▶ _How to complete this task_
Report every line below that holds the word "Settings".

▶ _Listed entries_

★ ★ ★

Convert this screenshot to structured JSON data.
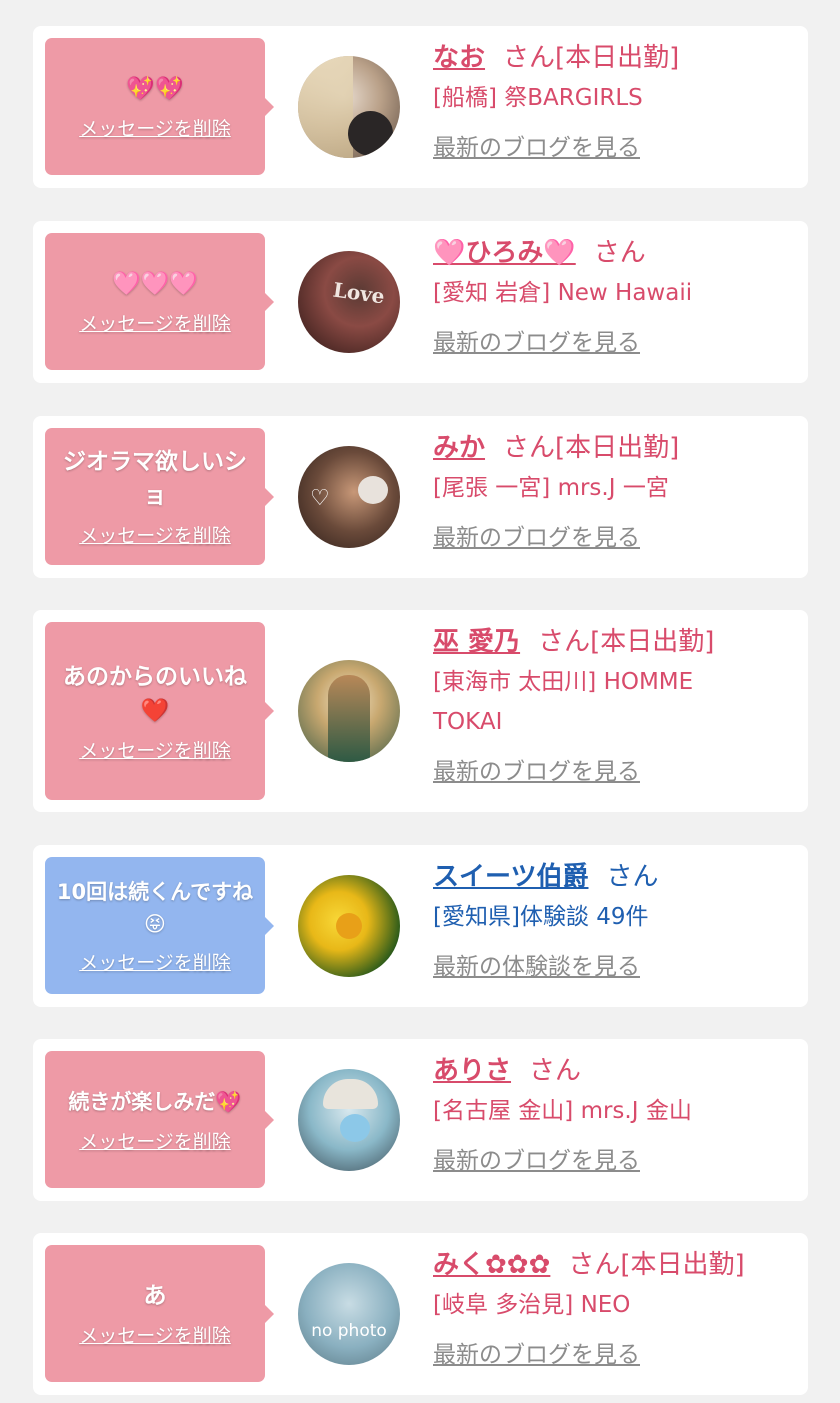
{
  "delete_label": "メッセージを削除",
  "san_label": "さん",
  "cards": [
    {
      "message": "💖💖",
      "name": "なお",
      "status": "[本日出勤]",
      "shop": "[船橋] 祭BARGIRLS",
      "link": "最新のブログを見る",
      "theme": "pink"
    },
    {
      "message": "🩷🩷🩷",
      "name": "🩷ひろみ🩷",
      "status": "",
      "shop": "[愛知 岩倉] New Hawaii",
      "link": "最新のブログを見る",
      "theme": "pink"
    },
    {
      "message": "ジオラマ欲しいショ",
      "name": "みか",
      "status": "[本日出勤]",
      "shop": "[尾張 一宮] mrs.J 一宮",
      "link": "最新のブログを見る",
      "theme": "pink"
    },
    {
      "message": "あのからのいいね❤️",
      "name": "巫 愛乃",
      "status": "[本日出勤]",
      "shop": "[東海市 太田川] HOMME TOKAI",
      "link": "最新のブログを見る",
      "theme": "pink"
    },
    {
      "message": "10回は続くんですね😝",
      "name": "スイーツ伯爵",
      "status": "",
      "shop": "[愛知県]体験談 49件",
      "link": "最新の体験談を見る",
      "theme": "blue"
    },
    {
      "message": "続きが楽しみだ💖",
      "name": "ありさ",
      "status": "",
      "shop": "[名古屋 金山] mrs.J 金山",
      "link": "最新のブログを見る",
      "theme": "pink"
    },
    {
      "message": "あ",
      "name": "みく✿✿✿",
      "status": "[本日出勤]",
      "shop": "[岐阜 多治見] NEO",
      "link": "最新のブログを見る",
      "theme": "pink",
      "avatar_text": "no photo"
    }
  ],
  "colors": {
    "background": "#f1f1f1",
    "bubble_pink": "#ee9aa6",
    "bubble_blue": "#93b6ef",
    "name_pink": "#d84b6b",
    "name_blue": "#1f5fb0",
    "link_gray": "#8c8c8c"
  }
}
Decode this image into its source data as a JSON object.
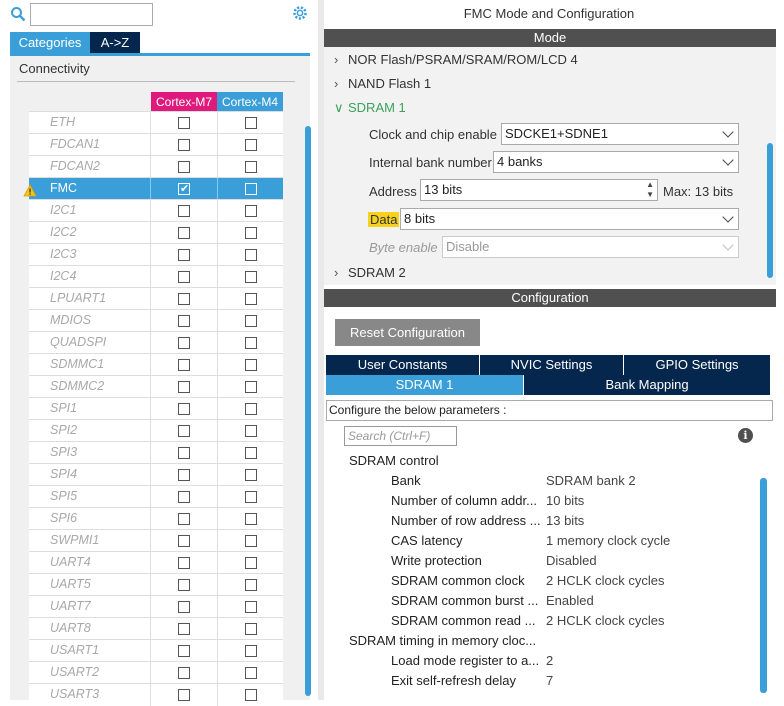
{
  "left": {
    "search_placeholder": "",
    "tabs": {
      "categories": "Categories",
      "az": "A->Z"
    },
    "section": "Connectivity",
    "col_m7": "Cortex-M7",
    "col_m4": "Cortex-M4",
    "rows": [
      {
        "name": "ETH",
        "m7": false,
        "m4": false,
        "selected": false
      },
      {
        "name": "FDCAN1",
        "m7": false,
        "m4": false,
        "selected": false
      },
      {
        "name": "FDCAN2",
        "m7": false,
        "m4": false,
        "selected": false
      },
      {
        "name": "FMC",
        "m7": true,
        "m4": false,
        "selected": true,
        "warning": true
      },
      {
        "name": "I2C1",
        "m7": false,
        "m4": false,
        "selected": false
      },
      {
        "name": "I2C2",
        "m7": false,
        "m4": false,
        "selected": false
      },
      {
        "name": "I2C3",
        "m7": false,
        "m4": false,
        "selected": false
      },
      {
        "name": "I2C4",
        "m7": false,
        "m4": false,
        "selected": false
      },
      {
        "name": "LPUART1",
        "m7": false,
        "m4": false,
        "selected": false
      },
      {
        "name": "MDIOS",
        "m7": false,
        "m4": false,
        "selected": false
      },
      {
        "name": "QUADSPI",
        "m7": false,
        "m4": false,
        "selected": false
      },
      {
        "name": "SDMMC1",
        "m7": false,
        "m4": false,
        "selected": false
      },
      {
        "name": "SDMMC2",
        "m7": false,
        "m4": false,
        "selected": false
      },
      {
        "name": "SPI1",
        "m7": false,
        "m4": false,
        "selected": false
      },
      {
        "name": "SPI2",
        "m7": false,
        "m4": false,
        "selected": false
      },
      {
        "name": "SPI3",
        "m7": false,
        "m4": false,
        "selected": false
      },
      {
        "name": "SPI4",
        "m7": false,
        "m4": false,
        "selected": false
      },
      {
        "name": "SPI5",
        "m7": false,
        "m4": false,
        "selected": false
      },
      {
        "name": "SPI6",
        "m7": false,
        "m4": false,
        "selected": false
      },
      {
        "name": "SWPMI1",
        "m7": false,
        "m4": false,
        "selected": false
      },
      {
        "name": "UART4",
        "m7": false,
        "m4": false,
        "selected": false
      },
      {
        "name": "UART5",
        "m7": false,
        "m4": false,
        "selected": false
      },
      {
        "name": "UART7",
        "m7": false,
        "m4": false,
        "selected": false
      },
      {
        "name": "UART8",
        "m7": false,
        "m4": false,
        "selected": false
      },
      {
        "name": "USART1",
        "m7": false,
        "m4": false,
        "selected": false
      },
      {
        "name": "USART2",
        "m7": false,
        "m4": false,
        "selected": false
      },
      {
        "name": "USART3",
        "m7": false,
        "m4": false,
        "selected": false
      }
    ]
  },
  "right": {
    "title": "FMC Mode and Configuration",
    "mode_bar": "Mode",
    "tree": {
      "nor": "NOR Flash/PSRAM/SRAM/ROM/LCD 4",
      "nand": "NAND Flash 1",
      "sdram1": "SDRAM 1",
      "sdram2": "SDRAM 2"
    },
    "fields": {
      "clock_label": "Clock and chip enable",
      "clock_value": "SDCKE1+SDNE1",
      "bank_label": "Internal bank number",
      "bank_value": "4 banks",
      "addr_label": "Address",
      "addr_value": "13 bits",
      "addr_max": "Max: 13 bits",
      "data_label": "Data",
      "data_value": "8 bits",
      "byte_label": "Byte enable",
      "byte_value": "Disable"
    },
    "config_bar": "Configuration",
    "reset_label": "Reset Configuration",
    "tabs": {
      "user": "User Constants",
      "nvic": "NVIC Settings",
      "gpio": "GPIO Settings",
      "sdram1": "SDRAM 1",
      "bankmap": "Bank Mapping"
    },
    "params_text": "Configure the below parameters :",
    "params_search": "Search (Ctrl+F)",
    "groups": {
      "control": "SDRAM control",
      "timing": "SDRAM timing in memory cloc..."
    },
    "params": [
      {
        "name": "Bank",
        "value": "SDRAM bank 2"
      },
      {
        "name": "Number of column addr...",
        "value": "10 bits"
      },
      {
        "name": "Number of row address ...",
        "value": "13 bits"
      },
      {
        "name": "CAS latency",
        "value": "1 memory clock cycle"
      },
      {
        "name": "Write protection",
        "value": "Disabled"
      },
      {
        "name": "SDRAM common clock",
        "value": "2 HCLK clock cycles"
      },
      {
        "name": "SDRAM common burst ...",
        "value": "Enabled"
      },
      {
        "name": "SDRAM common read ...",
        "value": "2 HCLK clock cycles"
      }
    ],
    "timing": [
      {
        "name": "Load mode register to a...",
        "value": "2"
      },
      {
        "name": "Exit self-refresh delay",
        "value": "7"
      }
    ]
  }
}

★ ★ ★

▶ _Solution below_
      "nvic": "NVIC Settings",
      "gpio": "GPIO Settings",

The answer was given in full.